Start of PROVIDED MATERIAL

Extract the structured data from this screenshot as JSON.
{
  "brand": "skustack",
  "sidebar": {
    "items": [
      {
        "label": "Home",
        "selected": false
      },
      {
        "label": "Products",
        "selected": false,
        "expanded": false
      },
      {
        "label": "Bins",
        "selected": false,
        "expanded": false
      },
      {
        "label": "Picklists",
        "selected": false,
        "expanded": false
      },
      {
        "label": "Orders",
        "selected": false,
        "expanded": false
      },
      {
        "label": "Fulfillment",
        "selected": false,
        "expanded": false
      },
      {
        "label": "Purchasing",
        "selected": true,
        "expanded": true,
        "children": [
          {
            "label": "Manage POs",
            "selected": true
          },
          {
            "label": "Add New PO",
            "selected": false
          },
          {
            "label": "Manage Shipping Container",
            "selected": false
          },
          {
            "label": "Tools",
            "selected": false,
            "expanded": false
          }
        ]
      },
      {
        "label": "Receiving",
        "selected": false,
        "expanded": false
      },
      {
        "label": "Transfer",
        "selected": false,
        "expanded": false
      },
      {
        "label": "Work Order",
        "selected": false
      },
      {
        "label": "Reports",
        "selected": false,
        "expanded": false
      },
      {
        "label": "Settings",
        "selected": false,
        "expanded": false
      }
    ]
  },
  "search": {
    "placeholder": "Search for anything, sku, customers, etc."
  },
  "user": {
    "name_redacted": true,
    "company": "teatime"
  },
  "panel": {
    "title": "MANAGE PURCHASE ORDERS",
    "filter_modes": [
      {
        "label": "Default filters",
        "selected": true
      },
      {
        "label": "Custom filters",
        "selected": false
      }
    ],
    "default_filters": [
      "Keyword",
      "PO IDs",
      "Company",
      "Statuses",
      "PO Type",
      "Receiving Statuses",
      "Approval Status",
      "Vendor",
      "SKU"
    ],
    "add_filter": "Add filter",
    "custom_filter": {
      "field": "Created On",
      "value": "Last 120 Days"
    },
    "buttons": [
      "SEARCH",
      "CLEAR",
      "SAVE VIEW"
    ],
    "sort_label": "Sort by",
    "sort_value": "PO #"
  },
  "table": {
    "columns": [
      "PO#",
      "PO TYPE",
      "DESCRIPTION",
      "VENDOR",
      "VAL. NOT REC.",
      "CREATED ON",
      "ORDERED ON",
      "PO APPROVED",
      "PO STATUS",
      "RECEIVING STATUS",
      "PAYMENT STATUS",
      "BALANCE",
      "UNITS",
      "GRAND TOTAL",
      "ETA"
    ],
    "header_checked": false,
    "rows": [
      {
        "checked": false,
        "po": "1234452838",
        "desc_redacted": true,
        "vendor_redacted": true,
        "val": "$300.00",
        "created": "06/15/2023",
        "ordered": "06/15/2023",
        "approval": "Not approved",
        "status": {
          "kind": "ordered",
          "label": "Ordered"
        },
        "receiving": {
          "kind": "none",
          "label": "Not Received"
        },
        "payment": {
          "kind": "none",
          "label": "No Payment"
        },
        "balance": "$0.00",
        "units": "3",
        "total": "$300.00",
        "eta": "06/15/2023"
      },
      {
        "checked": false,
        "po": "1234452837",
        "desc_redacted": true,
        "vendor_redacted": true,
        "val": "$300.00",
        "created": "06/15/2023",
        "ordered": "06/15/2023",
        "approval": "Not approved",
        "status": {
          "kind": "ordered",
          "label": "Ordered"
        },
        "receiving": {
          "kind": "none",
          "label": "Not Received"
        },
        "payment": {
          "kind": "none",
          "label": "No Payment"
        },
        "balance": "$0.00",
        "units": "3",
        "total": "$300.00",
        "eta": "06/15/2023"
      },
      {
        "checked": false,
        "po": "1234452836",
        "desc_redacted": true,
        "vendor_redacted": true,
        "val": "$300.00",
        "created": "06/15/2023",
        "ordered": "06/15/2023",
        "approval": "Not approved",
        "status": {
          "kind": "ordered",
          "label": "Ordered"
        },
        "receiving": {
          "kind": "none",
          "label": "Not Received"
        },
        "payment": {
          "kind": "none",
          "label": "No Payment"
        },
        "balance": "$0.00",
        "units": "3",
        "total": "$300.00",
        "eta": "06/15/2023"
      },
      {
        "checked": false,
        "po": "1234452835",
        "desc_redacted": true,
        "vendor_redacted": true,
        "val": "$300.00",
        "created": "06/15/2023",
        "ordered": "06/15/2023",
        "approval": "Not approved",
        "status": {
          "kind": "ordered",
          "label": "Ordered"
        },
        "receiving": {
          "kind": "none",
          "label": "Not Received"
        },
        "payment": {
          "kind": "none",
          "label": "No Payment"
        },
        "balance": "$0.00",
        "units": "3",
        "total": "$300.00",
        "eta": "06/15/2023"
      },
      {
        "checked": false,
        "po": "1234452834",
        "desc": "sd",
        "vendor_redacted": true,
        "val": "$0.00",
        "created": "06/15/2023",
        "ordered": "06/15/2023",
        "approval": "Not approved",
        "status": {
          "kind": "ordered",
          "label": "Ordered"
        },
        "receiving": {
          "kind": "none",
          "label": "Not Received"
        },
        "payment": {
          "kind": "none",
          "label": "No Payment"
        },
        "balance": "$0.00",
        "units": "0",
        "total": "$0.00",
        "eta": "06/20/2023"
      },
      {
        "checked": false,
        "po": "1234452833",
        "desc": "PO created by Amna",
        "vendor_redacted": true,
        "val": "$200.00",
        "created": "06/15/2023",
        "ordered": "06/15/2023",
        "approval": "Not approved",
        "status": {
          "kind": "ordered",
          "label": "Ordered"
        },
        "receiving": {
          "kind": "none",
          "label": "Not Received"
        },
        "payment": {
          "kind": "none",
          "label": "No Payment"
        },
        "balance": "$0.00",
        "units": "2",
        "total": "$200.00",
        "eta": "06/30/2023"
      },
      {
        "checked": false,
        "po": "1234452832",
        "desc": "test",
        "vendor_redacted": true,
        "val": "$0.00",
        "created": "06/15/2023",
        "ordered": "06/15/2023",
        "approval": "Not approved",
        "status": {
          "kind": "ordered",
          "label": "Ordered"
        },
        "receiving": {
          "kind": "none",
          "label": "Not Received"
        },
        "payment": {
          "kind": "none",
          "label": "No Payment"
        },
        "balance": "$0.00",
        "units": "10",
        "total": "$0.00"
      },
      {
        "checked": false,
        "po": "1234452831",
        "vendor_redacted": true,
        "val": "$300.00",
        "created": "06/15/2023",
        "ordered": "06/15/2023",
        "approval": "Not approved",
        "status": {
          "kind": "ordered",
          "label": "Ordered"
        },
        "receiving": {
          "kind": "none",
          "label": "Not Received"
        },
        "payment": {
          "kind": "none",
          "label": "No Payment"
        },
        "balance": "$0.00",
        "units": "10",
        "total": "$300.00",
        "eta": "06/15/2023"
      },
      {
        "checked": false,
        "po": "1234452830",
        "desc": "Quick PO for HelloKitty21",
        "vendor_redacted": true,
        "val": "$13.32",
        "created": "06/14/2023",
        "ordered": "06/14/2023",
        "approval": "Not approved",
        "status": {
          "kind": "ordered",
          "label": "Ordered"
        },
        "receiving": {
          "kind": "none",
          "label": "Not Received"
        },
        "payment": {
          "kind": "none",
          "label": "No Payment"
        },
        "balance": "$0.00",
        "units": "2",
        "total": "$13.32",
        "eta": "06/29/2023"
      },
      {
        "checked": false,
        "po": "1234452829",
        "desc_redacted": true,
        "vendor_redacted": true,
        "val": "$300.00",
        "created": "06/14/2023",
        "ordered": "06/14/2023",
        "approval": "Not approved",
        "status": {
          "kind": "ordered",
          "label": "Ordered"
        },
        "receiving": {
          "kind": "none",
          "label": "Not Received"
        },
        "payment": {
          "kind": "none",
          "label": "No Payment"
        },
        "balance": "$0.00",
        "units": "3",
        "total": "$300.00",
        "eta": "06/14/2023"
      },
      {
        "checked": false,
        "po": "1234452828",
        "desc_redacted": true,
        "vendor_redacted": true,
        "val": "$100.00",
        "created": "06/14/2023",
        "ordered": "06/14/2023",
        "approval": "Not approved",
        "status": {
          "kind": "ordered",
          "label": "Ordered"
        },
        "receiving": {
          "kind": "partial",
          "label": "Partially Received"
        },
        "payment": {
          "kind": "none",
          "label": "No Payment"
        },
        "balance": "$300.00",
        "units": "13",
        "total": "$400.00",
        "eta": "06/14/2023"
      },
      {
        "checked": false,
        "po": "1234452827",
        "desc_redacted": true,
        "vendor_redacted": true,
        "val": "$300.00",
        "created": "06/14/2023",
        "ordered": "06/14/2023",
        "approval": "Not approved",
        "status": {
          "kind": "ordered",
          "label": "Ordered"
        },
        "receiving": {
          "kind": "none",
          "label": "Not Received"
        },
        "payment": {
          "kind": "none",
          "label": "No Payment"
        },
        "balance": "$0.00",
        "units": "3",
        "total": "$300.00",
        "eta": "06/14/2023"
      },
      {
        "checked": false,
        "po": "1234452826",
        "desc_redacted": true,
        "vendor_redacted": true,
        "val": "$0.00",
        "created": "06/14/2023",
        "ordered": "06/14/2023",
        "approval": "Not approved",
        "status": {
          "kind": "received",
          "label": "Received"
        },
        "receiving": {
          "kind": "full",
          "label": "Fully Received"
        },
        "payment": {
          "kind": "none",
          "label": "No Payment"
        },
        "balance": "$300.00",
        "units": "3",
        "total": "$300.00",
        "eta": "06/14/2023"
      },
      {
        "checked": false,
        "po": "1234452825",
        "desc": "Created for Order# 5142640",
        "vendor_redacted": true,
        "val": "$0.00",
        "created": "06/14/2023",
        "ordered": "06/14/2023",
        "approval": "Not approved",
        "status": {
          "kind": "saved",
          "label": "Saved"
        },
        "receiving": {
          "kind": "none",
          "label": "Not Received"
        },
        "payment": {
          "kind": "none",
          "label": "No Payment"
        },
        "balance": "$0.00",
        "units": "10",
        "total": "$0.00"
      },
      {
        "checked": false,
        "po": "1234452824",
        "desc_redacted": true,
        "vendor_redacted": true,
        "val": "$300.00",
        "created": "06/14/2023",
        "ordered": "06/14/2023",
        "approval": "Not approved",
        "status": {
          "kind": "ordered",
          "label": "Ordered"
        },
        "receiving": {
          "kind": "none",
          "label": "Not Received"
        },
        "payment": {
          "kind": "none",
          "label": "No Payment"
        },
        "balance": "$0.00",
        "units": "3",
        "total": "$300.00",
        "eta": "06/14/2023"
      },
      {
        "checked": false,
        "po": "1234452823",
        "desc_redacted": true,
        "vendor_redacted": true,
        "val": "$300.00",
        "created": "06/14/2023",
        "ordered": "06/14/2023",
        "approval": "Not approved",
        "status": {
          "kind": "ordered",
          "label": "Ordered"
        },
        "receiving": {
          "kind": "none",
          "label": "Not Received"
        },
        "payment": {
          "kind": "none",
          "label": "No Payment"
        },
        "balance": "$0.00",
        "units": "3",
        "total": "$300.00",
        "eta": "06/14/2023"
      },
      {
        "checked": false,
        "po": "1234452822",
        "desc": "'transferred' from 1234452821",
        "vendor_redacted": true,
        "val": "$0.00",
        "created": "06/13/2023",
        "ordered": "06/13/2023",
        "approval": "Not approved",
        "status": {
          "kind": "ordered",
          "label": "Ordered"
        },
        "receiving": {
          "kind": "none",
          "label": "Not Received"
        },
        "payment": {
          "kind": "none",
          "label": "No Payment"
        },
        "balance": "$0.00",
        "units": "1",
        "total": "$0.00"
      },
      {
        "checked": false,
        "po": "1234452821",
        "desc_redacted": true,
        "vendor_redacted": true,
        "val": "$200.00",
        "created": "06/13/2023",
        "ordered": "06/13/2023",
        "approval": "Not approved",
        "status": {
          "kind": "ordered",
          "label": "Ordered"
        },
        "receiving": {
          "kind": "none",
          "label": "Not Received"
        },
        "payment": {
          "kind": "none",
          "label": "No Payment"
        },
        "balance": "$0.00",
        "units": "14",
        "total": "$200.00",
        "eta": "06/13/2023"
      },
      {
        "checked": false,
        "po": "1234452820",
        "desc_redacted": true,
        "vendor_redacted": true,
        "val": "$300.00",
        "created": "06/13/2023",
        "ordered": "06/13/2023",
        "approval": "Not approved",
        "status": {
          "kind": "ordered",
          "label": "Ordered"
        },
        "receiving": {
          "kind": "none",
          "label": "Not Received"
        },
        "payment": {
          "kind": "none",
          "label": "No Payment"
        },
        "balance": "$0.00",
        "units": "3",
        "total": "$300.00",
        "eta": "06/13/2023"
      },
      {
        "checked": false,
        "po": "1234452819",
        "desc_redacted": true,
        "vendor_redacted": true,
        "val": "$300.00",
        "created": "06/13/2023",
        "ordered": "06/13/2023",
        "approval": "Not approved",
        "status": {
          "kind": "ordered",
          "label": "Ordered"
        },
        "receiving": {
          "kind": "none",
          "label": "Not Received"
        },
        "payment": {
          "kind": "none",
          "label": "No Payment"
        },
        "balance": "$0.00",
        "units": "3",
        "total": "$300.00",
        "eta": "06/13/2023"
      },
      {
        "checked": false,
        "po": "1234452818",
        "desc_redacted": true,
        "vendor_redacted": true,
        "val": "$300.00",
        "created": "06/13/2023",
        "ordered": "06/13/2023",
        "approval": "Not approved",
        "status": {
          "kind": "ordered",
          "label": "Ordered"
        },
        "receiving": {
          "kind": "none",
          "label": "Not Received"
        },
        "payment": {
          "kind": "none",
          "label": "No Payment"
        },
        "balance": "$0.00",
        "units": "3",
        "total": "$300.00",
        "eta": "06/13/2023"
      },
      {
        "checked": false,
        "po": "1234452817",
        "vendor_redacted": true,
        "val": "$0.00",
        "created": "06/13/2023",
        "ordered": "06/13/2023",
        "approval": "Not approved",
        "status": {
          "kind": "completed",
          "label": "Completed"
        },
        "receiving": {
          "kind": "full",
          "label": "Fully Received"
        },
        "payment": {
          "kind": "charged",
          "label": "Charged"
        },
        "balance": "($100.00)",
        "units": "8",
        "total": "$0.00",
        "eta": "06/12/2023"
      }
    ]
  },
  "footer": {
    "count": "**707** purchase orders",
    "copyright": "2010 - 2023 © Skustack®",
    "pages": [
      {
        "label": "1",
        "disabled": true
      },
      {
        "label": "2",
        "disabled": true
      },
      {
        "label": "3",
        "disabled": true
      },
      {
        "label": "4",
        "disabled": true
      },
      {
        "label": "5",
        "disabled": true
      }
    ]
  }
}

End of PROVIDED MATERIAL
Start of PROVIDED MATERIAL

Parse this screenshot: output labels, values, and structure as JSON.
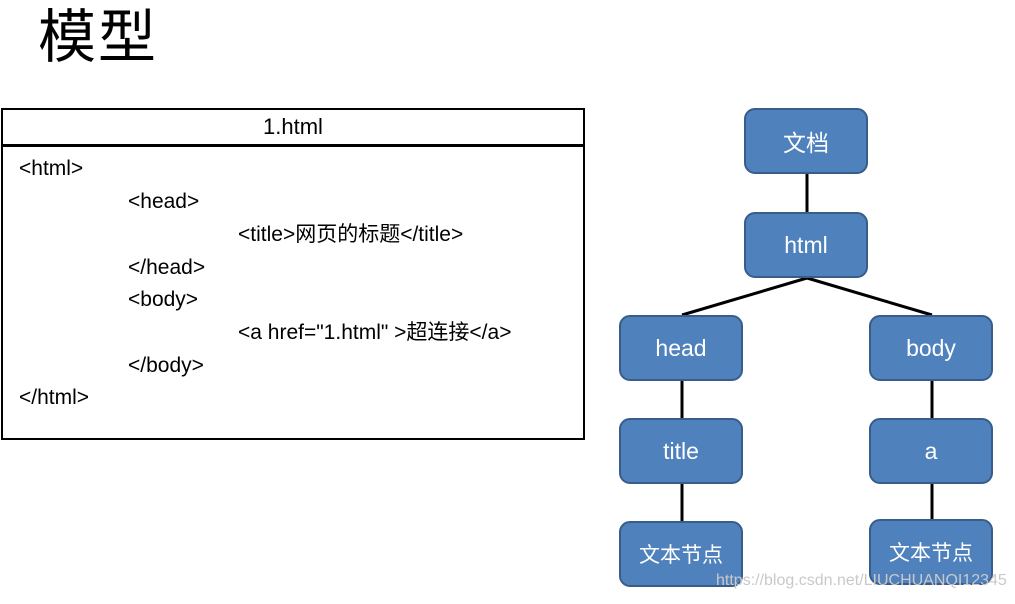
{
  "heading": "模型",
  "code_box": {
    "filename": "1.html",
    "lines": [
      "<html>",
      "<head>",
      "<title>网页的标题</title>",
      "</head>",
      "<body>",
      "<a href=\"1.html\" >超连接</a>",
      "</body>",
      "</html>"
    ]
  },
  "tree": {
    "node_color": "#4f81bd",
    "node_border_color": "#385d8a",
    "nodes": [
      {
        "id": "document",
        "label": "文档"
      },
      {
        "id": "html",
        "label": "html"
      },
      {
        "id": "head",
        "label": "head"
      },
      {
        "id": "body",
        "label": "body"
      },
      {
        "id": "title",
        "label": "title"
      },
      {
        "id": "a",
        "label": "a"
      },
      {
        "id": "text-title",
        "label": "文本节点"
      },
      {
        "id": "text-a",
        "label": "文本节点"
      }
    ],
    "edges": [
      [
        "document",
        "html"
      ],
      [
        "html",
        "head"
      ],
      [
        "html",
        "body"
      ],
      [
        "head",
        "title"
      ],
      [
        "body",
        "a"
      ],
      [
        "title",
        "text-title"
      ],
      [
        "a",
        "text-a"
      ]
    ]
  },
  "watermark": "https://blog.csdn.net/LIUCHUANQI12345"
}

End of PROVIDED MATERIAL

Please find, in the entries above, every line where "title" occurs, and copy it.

    "title": "MANAGE PURCHASE ORDERS",
      "<title>网页的标题</title>",
        "id": "title",
        "label": "title"
        "id": "text-title",
        "title"
        "title",
        "text-title"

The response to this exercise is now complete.